Three times on Sunday, Fisher passed on a chance to go for fourth-and-short in Giants territory. Those decisions lay bare the enigma of these Rams: They have the confidence to stick with Keenum after the game but not enough confidence to convert first downs. Keenum is hardly the only reason why the Rams have lost three straight, but he wasn't the reason they started the season 3-1, either.
This is a team squarely in the middle of the NFL, with six straight games that have come down to the final series. Considering the team's minus-34 point differential, the Rams are lucky to be 3-4.
This wandering Rams season, so full of disruption, begs for understanding, if not excuse-making. Even halfway across the world in a supposed home game, they were relative afterthoughts to the Odell Beckham show. Giants fans turned out in numbers, creating perhaps the loudest atmosphere in the history of the International Series. The crowd noise had a direct impact on a Rams false-start penalty late in the fourth quarter and contributed to the Rams needing to burn timeouts.
Yet, no matter which obstacles the Rams have faced this year, the lack of faith in Goff's readiness to play stands as a disappointment. He was drafted as a presumptive starter, with the billing that he was more "pro ready" than Carson Wentz. The Rams gave up two first-round picks, two second-round picks and two third-round picks for Goff because they believed he could snap Fisher's seven-quarterback losing streak, but they don't believe in him enough yet to start him over Keenum, who has eight passing touchdowns and 10 interceptions on the season.
"Jared is going to play when we feel Jared is ready," Fisher said.
NFL Network's Steve Wyche reported during the week that Goff has taken significant strides in practice since Week 1, and the team is ready to increase his practice reps starting with the Rams' upcoming bye.
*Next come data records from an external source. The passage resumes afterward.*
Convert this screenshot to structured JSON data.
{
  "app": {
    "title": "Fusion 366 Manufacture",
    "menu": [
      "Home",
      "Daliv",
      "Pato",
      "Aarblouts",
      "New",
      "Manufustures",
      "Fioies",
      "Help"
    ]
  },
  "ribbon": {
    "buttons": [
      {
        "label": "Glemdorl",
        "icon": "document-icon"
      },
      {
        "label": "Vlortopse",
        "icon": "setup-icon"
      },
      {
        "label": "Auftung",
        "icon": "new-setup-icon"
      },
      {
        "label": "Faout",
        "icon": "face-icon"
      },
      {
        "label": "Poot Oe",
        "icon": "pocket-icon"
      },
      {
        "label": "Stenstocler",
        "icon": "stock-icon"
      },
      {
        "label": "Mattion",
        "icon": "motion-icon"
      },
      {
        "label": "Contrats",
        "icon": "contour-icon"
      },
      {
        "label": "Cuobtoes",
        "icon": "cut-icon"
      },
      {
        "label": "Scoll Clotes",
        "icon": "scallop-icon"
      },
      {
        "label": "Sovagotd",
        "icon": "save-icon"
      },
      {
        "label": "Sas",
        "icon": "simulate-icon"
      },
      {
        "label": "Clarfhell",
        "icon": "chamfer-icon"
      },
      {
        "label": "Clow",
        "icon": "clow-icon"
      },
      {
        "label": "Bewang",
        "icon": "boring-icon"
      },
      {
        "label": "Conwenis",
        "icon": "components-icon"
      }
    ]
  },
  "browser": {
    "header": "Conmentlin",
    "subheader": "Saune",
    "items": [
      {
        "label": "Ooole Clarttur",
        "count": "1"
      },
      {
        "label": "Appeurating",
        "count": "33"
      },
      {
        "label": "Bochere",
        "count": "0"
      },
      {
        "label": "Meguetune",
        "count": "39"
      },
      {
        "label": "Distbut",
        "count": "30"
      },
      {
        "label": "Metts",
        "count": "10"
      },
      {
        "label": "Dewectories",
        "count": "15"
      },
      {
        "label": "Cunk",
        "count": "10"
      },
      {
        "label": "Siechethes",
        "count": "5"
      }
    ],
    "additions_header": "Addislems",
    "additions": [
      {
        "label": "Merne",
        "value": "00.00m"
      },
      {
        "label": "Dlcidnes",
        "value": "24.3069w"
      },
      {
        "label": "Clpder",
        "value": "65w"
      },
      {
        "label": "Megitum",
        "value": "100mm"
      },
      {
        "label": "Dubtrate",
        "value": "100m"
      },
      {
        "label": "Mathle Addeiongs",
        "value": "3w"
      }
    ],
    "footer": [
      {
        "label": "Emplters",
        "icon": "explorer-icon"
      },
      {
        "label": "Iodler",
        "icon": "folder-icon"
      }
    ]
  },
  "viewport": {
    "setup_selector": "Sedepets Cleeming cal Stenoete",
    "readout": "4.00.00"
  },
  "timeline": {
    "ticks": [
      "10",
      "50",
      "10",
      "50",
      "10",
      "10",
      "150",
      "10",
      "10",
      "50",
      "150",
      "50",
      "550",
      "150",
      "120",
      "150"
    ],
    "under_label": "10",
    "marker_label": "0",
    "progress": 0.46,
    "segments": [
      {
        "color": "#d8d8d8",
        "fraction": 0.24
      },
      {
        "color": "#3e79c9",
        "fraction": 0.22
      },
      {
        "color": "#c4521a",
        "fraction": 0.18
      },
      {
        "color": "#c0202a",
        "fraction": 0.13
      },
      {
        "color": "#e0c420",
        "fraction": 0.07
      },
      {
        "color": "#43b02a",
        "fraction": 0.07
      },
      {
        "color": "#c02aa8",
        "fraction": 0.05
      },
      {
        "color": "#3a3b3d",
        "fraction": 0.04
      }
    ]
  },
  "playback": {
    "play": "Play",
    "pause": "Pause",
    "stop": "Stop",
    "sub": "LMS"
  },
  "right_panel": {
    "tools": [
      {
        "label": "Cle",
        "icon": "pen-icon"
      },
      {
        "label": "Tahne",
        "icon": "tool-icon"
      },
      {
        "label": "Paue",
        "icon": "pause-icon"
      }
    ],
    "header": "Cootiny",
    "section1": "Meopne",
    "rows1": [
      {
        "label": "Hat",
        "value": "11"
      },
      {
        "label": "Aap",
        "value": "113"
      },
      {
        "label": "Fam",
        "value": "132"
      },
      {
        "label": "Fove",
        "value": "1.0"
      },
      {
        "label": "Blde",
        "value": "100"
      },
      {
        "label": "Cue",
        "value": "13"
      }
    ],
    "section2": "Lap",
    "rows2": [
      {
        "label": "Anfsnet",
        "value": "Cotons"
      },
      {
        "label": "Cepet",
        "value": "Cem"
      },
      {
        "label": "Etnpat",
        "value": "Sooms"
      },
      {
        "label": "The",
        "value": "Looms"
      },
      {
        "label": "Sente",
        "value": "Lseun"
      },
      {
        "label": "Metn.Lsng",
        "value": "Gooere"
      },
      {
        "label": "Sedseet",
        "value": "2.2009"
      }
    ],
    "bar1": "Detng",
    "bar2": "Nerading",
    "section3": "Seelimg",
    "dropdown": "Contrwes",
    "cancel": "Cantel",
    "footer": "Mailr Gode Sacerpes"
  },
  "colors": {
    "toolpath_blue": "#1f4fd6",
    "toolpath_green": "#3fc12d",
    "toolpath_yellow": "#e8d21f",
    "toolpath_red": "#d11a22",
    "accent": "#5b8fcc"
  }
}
That's a sign the Rams are feeling optimistic about Goff behind the scenes, and they recognize developing their quarterback is a crucial component to their season. They just refuse to commit to that development like the Giants did back when they elevated Eli Manning as a rookie in 2004.
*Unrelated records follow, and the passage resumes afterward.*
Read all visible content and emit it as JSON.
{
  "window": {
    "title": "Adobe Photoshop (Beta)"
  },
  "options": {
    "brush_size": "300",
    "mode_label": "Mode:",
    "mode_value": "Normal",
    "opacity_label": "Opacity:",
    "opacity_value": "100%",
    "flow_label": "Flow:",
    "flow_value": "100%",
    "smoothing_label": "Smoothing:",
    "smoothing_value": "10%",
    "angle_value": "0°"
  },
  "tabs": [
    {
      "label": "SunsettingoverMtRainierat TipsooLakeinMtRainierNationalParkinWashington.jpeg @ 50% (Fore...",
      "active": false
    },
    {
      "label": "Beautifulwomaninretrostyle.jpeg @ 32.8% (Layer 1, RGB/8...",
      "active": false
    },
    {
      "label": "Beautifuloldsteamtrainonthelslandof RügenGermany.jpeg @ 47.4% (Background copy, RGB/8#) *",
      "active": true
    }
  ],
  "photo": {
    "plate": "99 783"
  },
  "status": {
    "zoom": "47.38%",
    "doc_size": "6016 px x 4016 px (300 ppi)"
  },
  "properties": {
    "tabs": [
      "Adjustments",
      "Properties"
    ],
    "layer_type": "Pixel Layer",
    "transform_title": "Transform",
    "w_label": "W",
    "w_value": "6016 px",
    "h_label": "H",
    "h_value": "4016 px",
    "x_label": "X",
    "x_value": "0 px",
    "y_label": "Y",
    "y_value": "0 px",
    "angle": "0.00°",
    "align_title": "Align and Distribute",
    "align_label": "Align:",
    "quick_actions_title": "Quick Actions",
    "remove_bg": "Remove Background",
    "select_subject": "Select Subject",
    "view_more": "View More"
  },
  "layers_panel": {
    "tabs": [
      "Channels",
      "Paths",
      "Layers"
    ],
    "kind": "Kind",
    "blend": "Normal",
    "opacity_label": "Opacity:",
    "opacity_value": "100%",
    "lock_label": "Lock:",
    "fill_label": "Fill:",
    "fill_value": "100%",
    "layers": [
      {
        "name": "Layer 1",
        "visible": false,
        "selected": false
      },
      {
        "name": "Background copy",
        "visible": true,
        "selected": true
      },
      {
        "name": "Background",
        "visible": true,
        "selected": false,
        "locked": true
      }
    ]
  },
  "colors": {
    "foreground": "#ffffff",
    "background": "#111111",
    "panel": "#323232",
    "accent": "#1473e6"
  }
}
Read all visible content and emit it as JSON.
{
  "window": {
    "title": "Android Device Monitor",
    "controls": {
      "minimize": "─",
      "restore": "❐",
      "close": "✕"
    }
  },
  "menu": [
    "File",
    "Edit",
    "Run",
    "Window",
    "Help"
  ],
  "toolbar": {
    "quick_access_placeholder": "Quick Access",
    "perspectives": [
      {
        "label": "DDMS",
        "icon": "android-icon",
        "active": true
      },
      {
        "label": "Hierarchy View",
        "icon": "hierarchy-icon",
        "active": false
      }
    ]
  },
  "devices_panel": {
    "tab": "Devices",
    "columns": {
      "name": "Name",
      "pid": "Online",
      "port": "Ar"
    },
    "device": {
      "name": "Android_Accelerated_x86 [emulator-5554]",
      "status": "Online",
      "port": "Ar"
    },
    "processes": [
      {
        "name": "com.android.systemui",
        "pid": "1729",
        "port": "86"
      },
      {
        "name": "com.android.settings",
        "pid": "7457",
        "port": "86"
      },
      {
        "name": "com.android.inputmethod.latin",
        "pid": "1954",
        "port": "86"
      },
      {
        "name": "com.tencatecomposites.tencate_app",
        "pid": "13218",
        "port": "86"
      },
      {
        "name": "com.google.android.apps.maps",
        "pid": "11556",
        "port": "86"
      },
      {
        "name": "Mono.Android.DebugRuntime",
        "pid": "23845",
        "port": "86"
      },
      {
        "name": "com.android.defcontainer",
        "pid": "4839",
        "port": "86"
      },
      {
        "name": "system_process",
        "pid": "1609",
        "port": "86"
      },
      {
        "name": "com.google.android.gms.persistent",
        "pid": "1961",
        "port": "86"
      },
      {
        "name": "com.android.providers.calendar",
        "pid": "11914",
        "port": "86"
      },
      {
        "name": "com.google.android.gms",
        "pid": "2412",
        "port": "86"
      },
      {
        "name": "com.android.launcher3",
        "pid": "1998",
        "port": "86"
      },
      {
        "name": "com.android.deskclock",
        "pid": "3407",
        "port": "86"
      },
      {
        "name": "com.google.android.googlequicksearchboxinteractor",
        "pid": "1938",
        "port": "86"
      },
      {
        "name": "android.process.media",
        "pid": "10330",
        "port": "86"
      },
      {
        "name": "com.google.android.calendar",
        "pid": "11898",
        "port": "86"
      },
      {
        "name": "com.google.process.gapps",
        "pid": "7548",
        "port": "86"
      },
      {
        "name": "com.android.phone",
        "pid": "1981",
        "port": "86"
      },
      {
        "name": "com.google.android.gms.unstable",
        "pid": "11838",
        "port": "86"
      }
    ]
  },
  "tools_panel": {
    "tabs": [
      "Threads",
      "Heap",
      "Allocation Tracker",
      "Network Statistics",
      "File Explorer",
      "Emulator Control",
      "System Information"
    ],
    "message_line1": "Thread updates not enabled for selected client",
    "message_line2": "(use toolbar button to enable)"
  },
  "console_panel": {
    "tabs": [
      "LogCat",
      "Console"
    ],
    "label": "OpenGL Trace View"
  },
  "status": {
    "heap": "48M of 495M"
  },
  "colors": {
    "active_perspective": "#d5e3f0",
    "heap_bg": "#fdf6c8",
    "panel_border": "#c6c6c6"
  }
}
Instead, the Rams continue to stay the course, deflecting issues like the Giants did to 12 Keenum passes on Sunday. Fisher noted that left tackle Greg Robinson "needs to learn" to avoid penalties, yet it's Robinson's third season since being taken No. 2 overall. Fisher was quick to point out this is not a veteran Rams team, but they have been the youngest team in the NFL for seasons running.
At some point soon, Fisher needs to show he is capable of change.